#DigitalAF: Digital Air Force - Part Two

The Prelude proved it was possible, Part One proved there were early adopters to embrace it and Part Two will prove that it can be scaled responsibly in the context of Defence and a diverse set of communities.

The follow-on work started February 2021 and completed February 2024, a three year term. Despite starting with grand ambitions, the team was initially halved and a key parter within the RCAF decided to pursue ambitions outside of the RCAF.

Not a perfect start, but as you'll see, by the end we would have grown the platform by thousands of users, added a Globemaster-full of features and delivered the blueprint for a defence service worthy of the heroes it serves.

Progress the Hard Way

Hard would be an understatement as the team embarked on the final phase of work with the RCAF. With the headcount halved, key resources departing to pursue greener pastures and yet so much opportunity on the table, it was a challenging start to what would end as an amazing story.

Through 2021 and 2022 the platform continued to see steady growth in features, usage and operational criticality. The team had to shift gears to gracefully transition from startup "learn fast and break things" mode to an enterprise mindset. It was clear that many detractors would like nothing more than to see a giant crater where this project once stood. Fortunately, our team wasn't interested in that outcome.
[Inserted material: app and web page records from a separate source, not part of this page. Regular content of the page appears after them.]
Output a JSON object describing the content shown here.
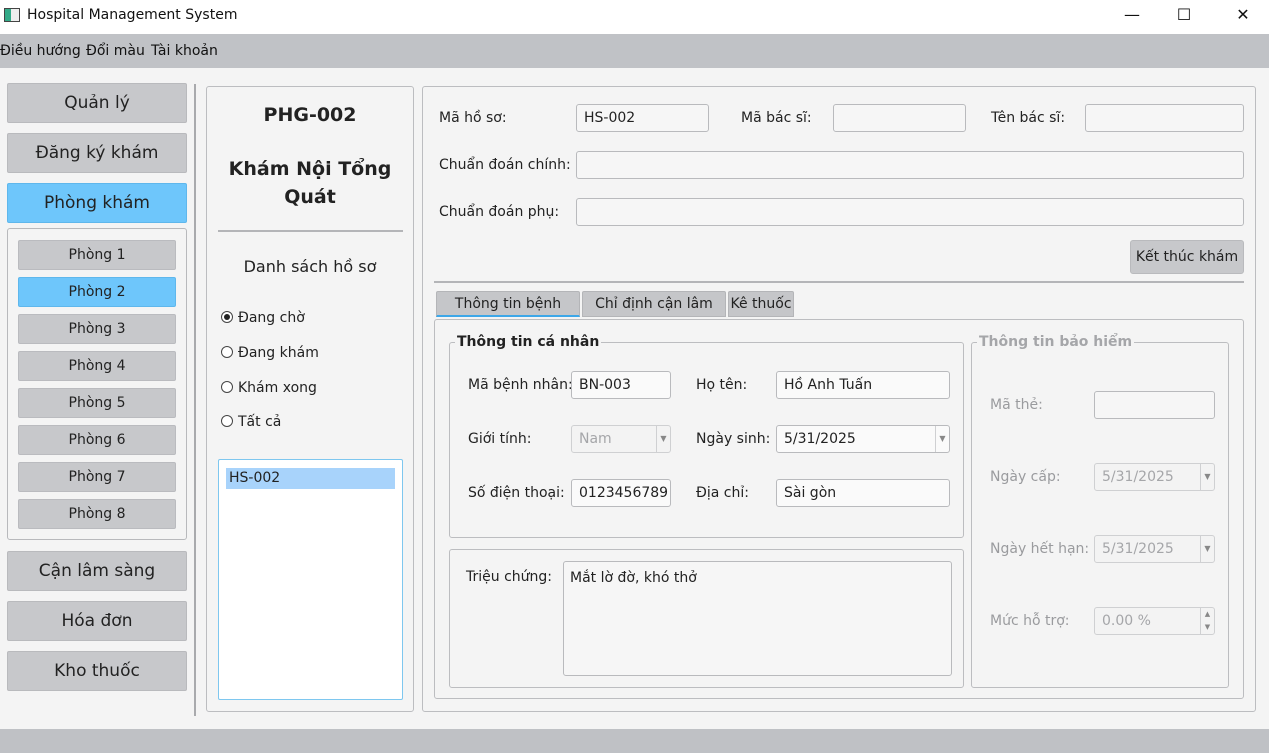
{
  "window": {
    "title": "Hospital Management System",
    "minimize": "—",
    "maximize": "☐",
    "close": "✕"
  },
  "menu": [
    "Điều hướng",
    "Đổi màu",
    "Tài khoản"
  ],
  "nav": {
    "top": [
      "Quản lý",
      "Đăng ký khám",
      "Phòng khám"
    ],
    "active": "Phòng khám",
    "rooms": [
      "Phòng 1",
      "Phòng 2",
      "Phòng 3",
      "Phòng 4",
      "Phòng 5",
      "Phòng 6",
      "Phòng 7",
      "Phòng 8"
    ],
    "active_room": "Phòng 2",
    "bottom": [
      "Cận lâm sàng",
      "Hóa đơn",
      "Kho thuốc"
    ]
  },
  "room": {
    "code": "PHG-002",
    "name": "Khám Nội Tổng Quát",
    "list_title": "Danh sách hồ sơ",
    "filters": [
      "Đang chờ",
      "Đang khám",
      "Khám xong",
      "Tất cả"
    ],
    "selected_filter": "Đang chờ",
    "records": [
      "HS-002"
    ]
  },
  "record": {
    "ma_ho_so_label": "Mã hồ sơ:",
    "ma_ho_so": "HS-002",
    "ma_bac_si_label": "Mã bác sĩ:",
    "ma_bac_si": "",
    "ten_bac_si_label": "Tên bác sĩ:",
    "ten_bac_si": "",
    "chan_doan_chinh_label": "Chuẩn đoán chính:",
    "chan_doan_chinh": "",
    "chan_doan_phu_label": "Chuẩn đoán phụ:",
    "chan_doan_phu": "",
    "finish_button": "Kết thúc khám"
  },
  "tabs": [
    "Thông tin bệnh nhân",
    "Chỉ định cận lâm sàn",
    "Kê thuốc"
  ],
  "active_tab": "Thông tin bệnh nhân",
  "personal": {
    "title": "Thông tin cá nhân",
    "ma_benh_nhan_label": "Mã bệnh nhân:",
    "ma_benh_nhan": "BN-003",
    "ho_ten_label": "Họ tên:",
    "ho_ten": "Hồ Anh Tuấn",
    "gioi_tinh_label": "Giới tính:",
    "gioi_tinh": "Nam",
    "ngay_sinh_label": "Ngày sinh:",
    "ngay_sinh": "5/31/2025",
    "sdt_label": "Số điện thoại:",
    "sdt": "0123456789",
    "dia_chi_label": "Địa chỉ:",
    "dia_chi": "Sài gòn"
  },
  "symptoms": {
    "label": "Triệu chứng:",
    "value": "Mắt lờ đờ, khó thở"
  },
  "insurance": {
    "title": "Thông tin bảo hiểm",
    "ma_the_label": "Mã thẻ:",
    "ma_the": "",
    "ngay_cap_label": "Ngày cấp:",
    "ngay_cap": "5/31/2025",
    "ngay_het_han_label": "Ngày hết hạn:",
    "ngay_het_han": "5/31/2025",
    "muc_ho_tro_label": "Mức hỗ trợ:",
    "muc_ho_tro": "0.00 %"
  }
}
Over this period, the integrated feedback system saw thousands of votes of confidence from motivated and empowered members of the RCAF. We democratized a voice for those typically without and implemented features on their merits, independent of hierarchy. With early adopters saturated, the project expanded into the early and late majority.

The expansion of usage brought to the forefront the uniqueness and disjointedness of operations with the RCAF. Not uncommon when driving consolidation through digital. We found that the communities had largely evolved independently. The centralized structures shied away from dictating procedures in order to empower the individual squadrons. The problem? It is very hard to develop quality software at scale for such a use case. We also faced dated policies and approaches to technology left a cloud based offering as the "odd one", requiring our team to educate how the approach worked and how to understand the benefits and risks.

Let's Go

Despite the global pandemic having created a near-impossible hiring situation, the summer of 2022 brought much needed growth to the team. The team surged to 13 headcount, added additional senior staff members and prepared to tackle some big hairy audacious goals. These reinforcements brought new energy and the spark the team needed to re-attack the big and impactful work that they were committed to doing.

The first order of business was to prepare to migrate the production runtime to a new cloud environment, with a robust infrastructure as code deployment and multi-stage deployments. A monumental achievement in industry and a bunch of computer talk in the RCAF. Safe to say we executed it perfectly, with no noticeable impact to operations and a resulting CI/CD and scalable production runtime more appropriate for the significance of the usage.

Over this period the team grew the base platform to deliver over 140 capabilities in support of air operations, culture and innovation. And maybe most importantly, the RCAF was shown a glimpse of what a true digital air force could look like.

Zero to One

After four years, the #DigitalAF team from Harled has, against all odds, delivered the zero-to-one of a modern, digital cloud offering for the Royal Canadian Air Force. An incredible accomplishment. It also became clear that it was a good time to support the RCAF in graduating to a larger, more established organization to continue to operate and iterate on what we had jointly created. We also hope it has paved the way for additional modern technical projects to be undertaken that deliver world-class solutions to service members and ask more of our contractors on behalf of tax dollars invested.

The original user case and users account for less than 0.5% of the current active users. They represented the foot in the door needed to bring modern software to thousands of air crew, support staff and civilians working in the RCAF. It also created a much needed sparkler to show others in the Department of National Defence, and Canada that not only is modern possible, but it greatly improves the efficacy of our government and the incredible missions they are responsible for delivering to Canadians.

We will continue to cheer them on and can't wait to see what comes next.